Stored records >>
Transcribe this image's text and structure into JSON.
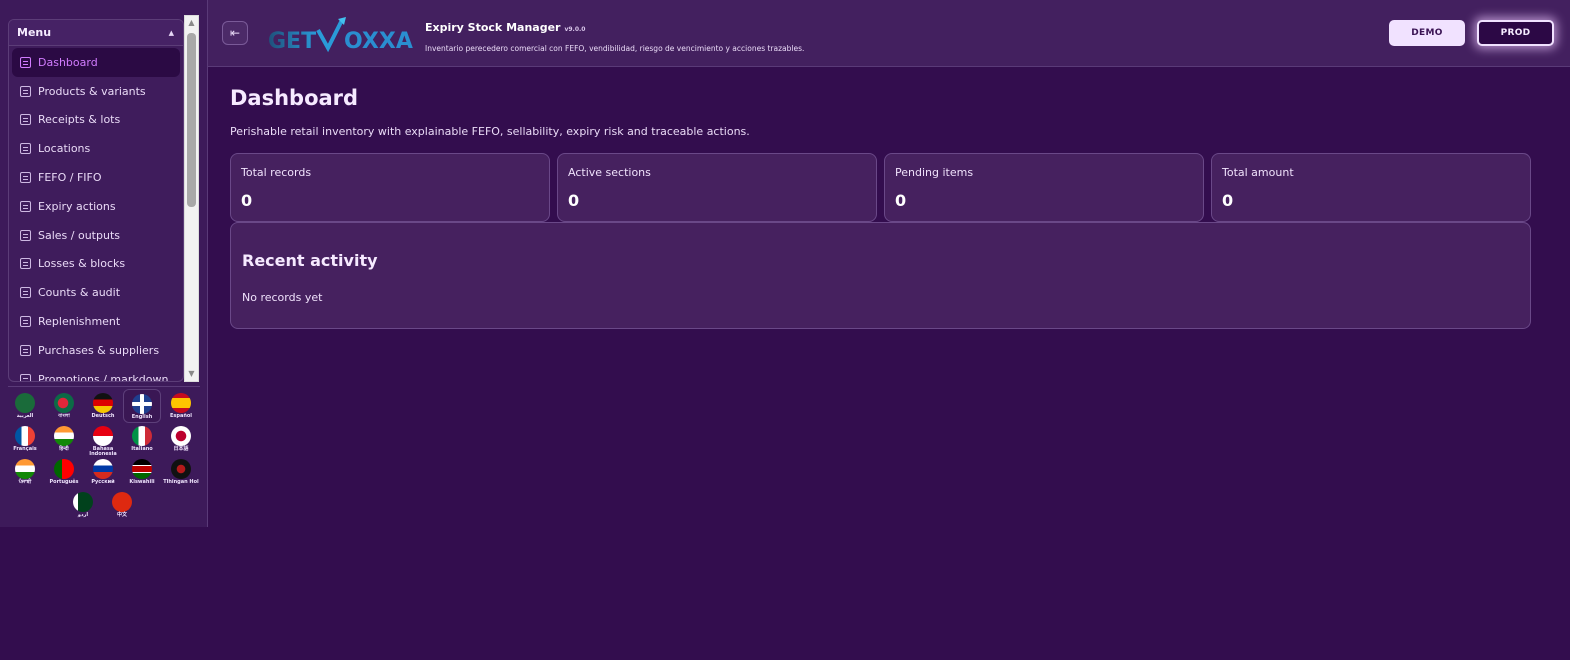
{
  "sidebar": {
    "menu_title": "Menu",
    "items": [
      {
        "label": "Dashboard",
        "active": true
      },
      {
        "label": "Products & variants"
      },
      {
        "label": "Receipts & lots"
      },
      {
        "label": "Locations"
      },
      {
        "label": "FEFO / FIFO"
      },
      {
        "label": "Expiry actions"
      },
      {
        "label": "Sales / outputs"
      },
      {
        "label": "Losses & blocks"
      },
      {
        "label": "Counts & audit"
      },
      {
        "label": "Replenishment"
      },
      {
        "label": "Purchases & suppliers"
      },
      {
        "label": "Promotions / markdown"
      }
    ],
    "languages": [
      {
        "label": "العربية",
        "icon": "flag-saudi-arabia-icon"
      },
      {
        "label": "বাংলা",
        "icon": "flag-bangladesh-icon"
      },
      {
        "label": "Deutsch",
        "icon": "flag-germany-icon"
      },
      {
        "label": "English",
        "icon": "flag-uk-icon",
        "selected": true
      },
      {
        "label": "Español",
        "icon": "flag-spain-icon"
      },
      {
        "label": "Français",
        "icon": "flag-france-icon"
      },
      {
        "label": "हिन्दी",
        "icon": "flag-india-icon"
      },
      {
        "label": "Bahasa Indonesia",
        "icon": "flag-indonesia-icon"
      },
      {
        "label": "Italiano",
        "icon": "flag-italy-icon"
      },
      {
        "label": "日本語",
        "icon": "flag-japan-icon"
      },
      {
        "label": "ਪੰਜਾਬੀ",
        "icon": "flag-india-punjabi-icon"
      },
      {
        "label": "Português",
        "icon": "flag-portugal-icon"
      },
      {
        "label": "Русский",
        "icon": "flag-russia-icon"
      },
      {
        "label": "Kiswahili",
        "icon": "flag-kenya-icon"
      },
      {
        "label": "Tlhingan Hol",
        "icon": "flag-klingon-icon"
      },
      {
        "label": "اردو",
        "icon": "flag-pakistan-icon"
      },
      {
        "label": "中文",
        "icon": "flag-china-icon"
      }
    ]
  },
  "header": {
    "logo_text": "GETVOXXA",
    "title": "Expiry Stock Manager",
    "version": "v9.0.0",
    "subtitle": "Inventario perecedero comercial con FEFO, vendibilidad, riesgo de vencimiento y acciones trazables.",
    "demo_label": "DEMO",
    "prod_label": "PROD"
  },
  "main": {
    "title": "Dashboard",
    "subtitle": "Perishable retail inventory with explainable FEFO, sellability, expiry risk and traceable actions.",
    "stats": [
      {
        "label": "Total records",
        "value": "0"
      },
      {
        "label": "Active sections",
        "value": "0"
      },
      {
        "label": "Pending items",
        "value": "0"
      },
      {
        "label": "Total amount",
        "value": "0"
      }
    ],
    "activity": {
      "title": "Recent activity",
      "empty_text": "No records yet"
    }
  },
  "colors": {
    "background": "#330d4e",
    "panel": "#46215f",
    "accent": "#d27cff",
    "active_item_bg": "#2b0a44"
  }
}
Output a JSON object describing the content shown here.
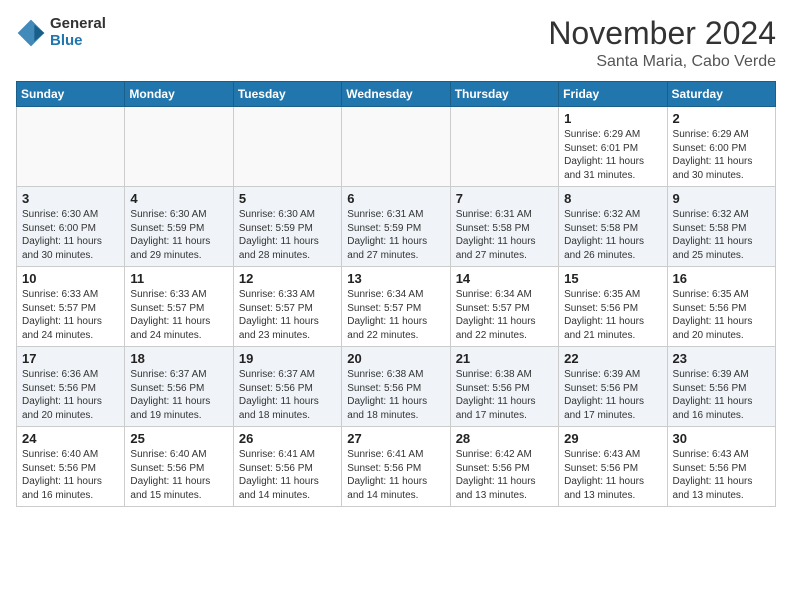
{
  "header": {
    "logo_general": "General",
    "logo_blue": "Blue",
    "month": "November 2024",
    "location": "Santa Maria, Cabo Verde"
  },
  "weekdays": [
    "Sunday",
    "Monday",
    "Tuesday",
    "Wednesday",
    "Thursday",
    "Friday",
    "Saturday"
  ],
  "weeks": [
    [
      {
        "day": "",
        "info": ""
      },
      {
        "day": "",
        "info": ""
      },
      {
        "day": "",
        "info": ""
      },
      {
        "day": "",
        "info": ""
      },
      {
        "day": "",
        "info": ""
      },
      {
        "day": "1",
        "info": "Sunrise: 6:29 AM\nSunset: 6:01 PM\nDaylight: 11 hours\nand 31 minutes."
      },
      {
        "day": "2",
        "info": "Sunrise: 6:29 AM\nSunset: 6:00 PM\nDaylight: 11 hours\nand 30 minutes."
      }
    ],
    [
      {
        "day": "3",
        "info": "Sunrise: 6:30 AM\nSunset: 6:00 PM\nDaylight: 11 hours\nand 30 minutes."
      },
      {
        "day": "4",
        "info": "Sunrise: 6:30 AM\nSunset: 5:59 PM\nDaylight: 11 hours\nand 29 minutes."
      },
      {
        "day": "5",
        "info": "Sunrise: 6:30 AM\nSunset: 5:59 PM\nDaylight: 11 hours\nand 28 minutes."
      },
      {
        "day": "6",
        "info": "Sunrise: 6:31 AM\nSunset: 5:59 PM\nDaylight: 11 hours\nand 27 minutes."
      },
      {
        "day": "7",
        "info": "Sunrise: 6:31 AM\nSunset: 5:58 PM\nDaylight: 11 hours\nand 27 minutes."
      },
      {
        "day": "8",
        "info": "Sunrise: 6:32 AM\nSunset: 5:58 PM\nDaylight: 11 hours\nand 26 minutes."
      },
      {
        "day": "9",
        "info": "Sunrise: 6:32 AM\nSunset: 5:58 PM\nDaylight: 11 hours\nand 25 minutes."
      }
    ],
    [
      {
        "day": "10",
        "info": "Sunrise: 6:33 AM\nSunset: 5:57 PM\nDaylight: 11 hours\nand 24 minutes."
      },
      {
        "day": "11",
        "info": "Sunrise: 6:33 AM\nSunset: 5:57 PM\nDaylight: 11 hours\nand 24 minutes."
      },
      {
        "day": "12",
        "info": "Sunrise: 6:33 AM\nSunset: 5:57 PM\nDaylight: 11 hours\nand 23 minutes."
      },
      {
        "day": "13",
        "info": "Sunrise: 6:34 AM\nSunset: 5:57 PM\nDaylight: 11 hours\nand 22 minutes."
      },
      {
        "day": "14",
        "info": "Sunrise: 6:34 AM\nSunset: 5:57 PM\nDaylight: 11 hours\nand 22 minutes."
      },
      {
        "day": "15",
        "info": "Sunrise: 6:35 AM\nSunset: 5:56 PM\nDaylight: 11 hours\nand 21 minutes."
      },
      {
        "day": "16",
        "info": "Sunrise: 6:35 AM\nSunset: 5:56 PM\nDaylight: 11 hours\nand 20 minutes."
      }
    ],
    [
      {
        "day": "17",
        "info": "Sunrise: 6:36 AM\nSunset: 5:56 PM\nDaylight: 11 hours\nand 20 minutes."
      },
      {
        "day": "18",
        "info": "Sunrise: 6:37 AM\nSunset: 5:56 PM\nDaylight: 11 hours\nand 19 minutes."
      },
      {
        "day": "19",
        "info": "Sunrise: 6:37 AM\nSunset: 5:56 PM\nDaylight: 11 hours\nand 18 minutes."
      },
      {
        "day": "20",
        "info": "Sunrise: 6:38 AM\nSunset: 5:56 PM\nDaylight: 11 hours\nand 18 minutes."
      },
      {
        "day": "21",
        "info": "Sunrise: 6:38 AM\nSunset: 5:56 PM\nDaylight: 11 hours\nand 17 minutes."
      },
      {
        "day": "22",
        "info": "Sunrise: 6:39 AM\nSunset: 5:56 PM\nDaylight: 11 hours\nand 17 minutes."
      },
      {
        "day": "23",
        "info": "Sunrise: 6:39 AM\nSunset: 5:56 PM\nDaylight: 11 hours\nand 16 minutes."
      }
    ],
    [
      {
        "day": "24",
        "info": "Sunrise: 6:40 AM\nSunset: 5:56 PM\nDaylight: 11 hours\nand 16 minutes."
      },
      {
        "day": "25",
        "info": "Sunrise: 6:40 AM\nSunset: 5:56 PM\nDaylight: 11 hours\nand 15 minutes."
      },
      {
        "day": "26",
        "info": "Sunrise: 6:41 AM\nSunset: 5:56 PM\nDaylight: 11 hours\nand 14 minutes."
      },
      {
        "day": "27",
        "info": "Sunrise: 6:41 AM\nSunset: 5:56 PM\nDaylight: 11 hours\nand 14 minutes."
      },
      {
        "day": "28",
        "info": "Sunrise: 6:42 AM\nSunset: 5:56 PM\nDaylight: 11 hours\nand 13 minutes."
      },
      {
        "day": "29",
        "info": "Sunrise: 6:43 AM\nSunset: 5:56 PM\nDaylight: 11 hours\nand 13 minutes."
      },
      {
        "day": "30",
        "info": "Sunrise: 6:43 AM\nSunset: 5:56 PM\nDaylight: 11 hours\nand 13 minutes."
      }
    ]
  ]
}
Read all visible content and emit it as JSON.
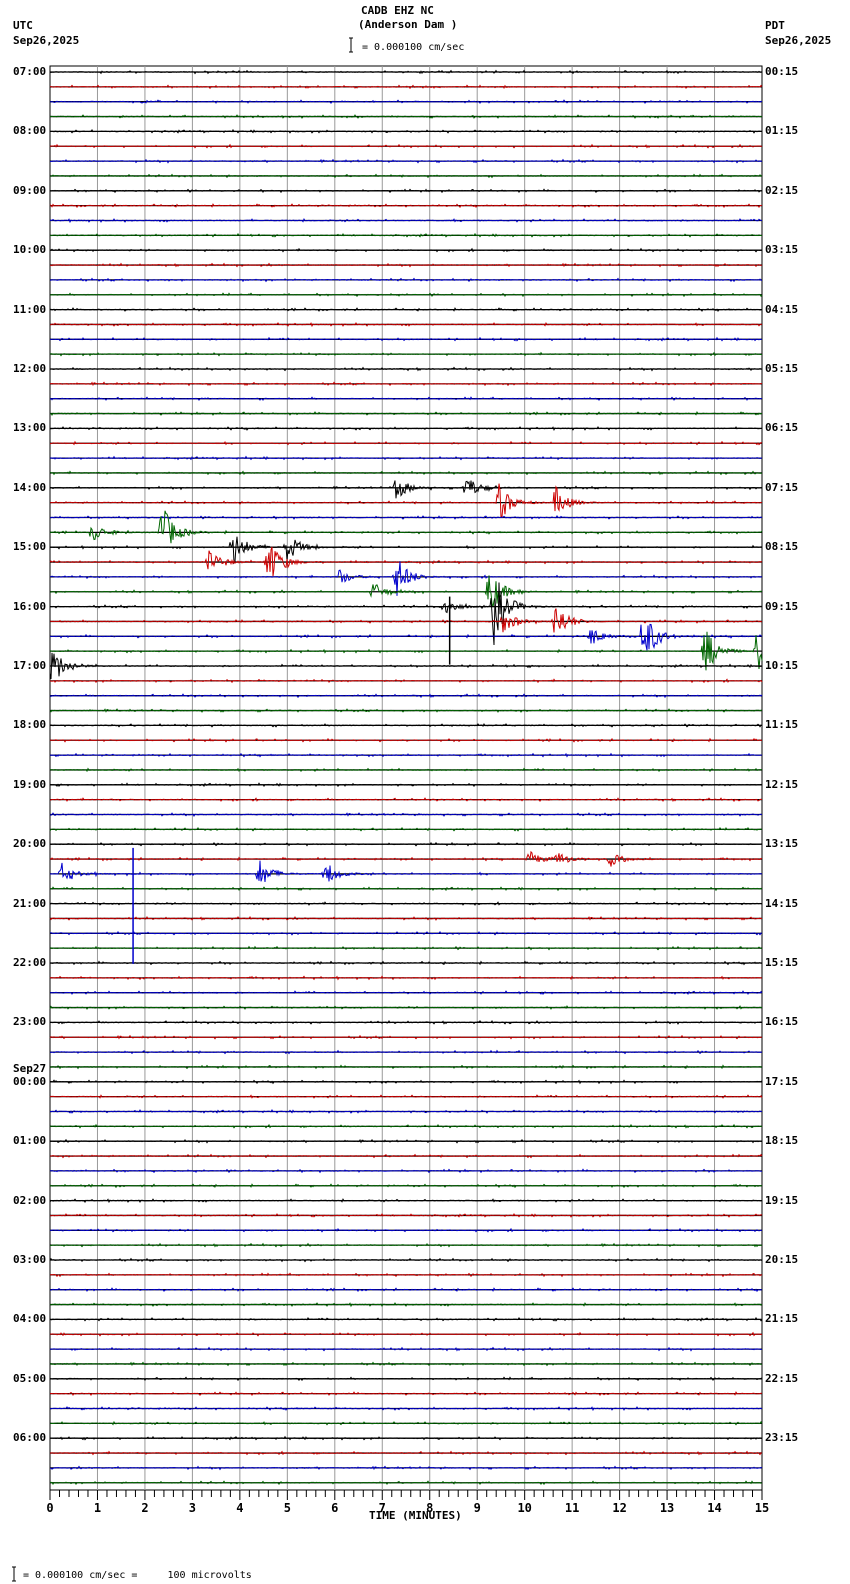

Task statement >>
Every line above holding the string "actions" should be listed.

Expected answer >>
        "label": "Expiry actions"
    "subtitle": "Perishable retail inventory with explainable FEFO, sellability, expiry risk and traceable actions.",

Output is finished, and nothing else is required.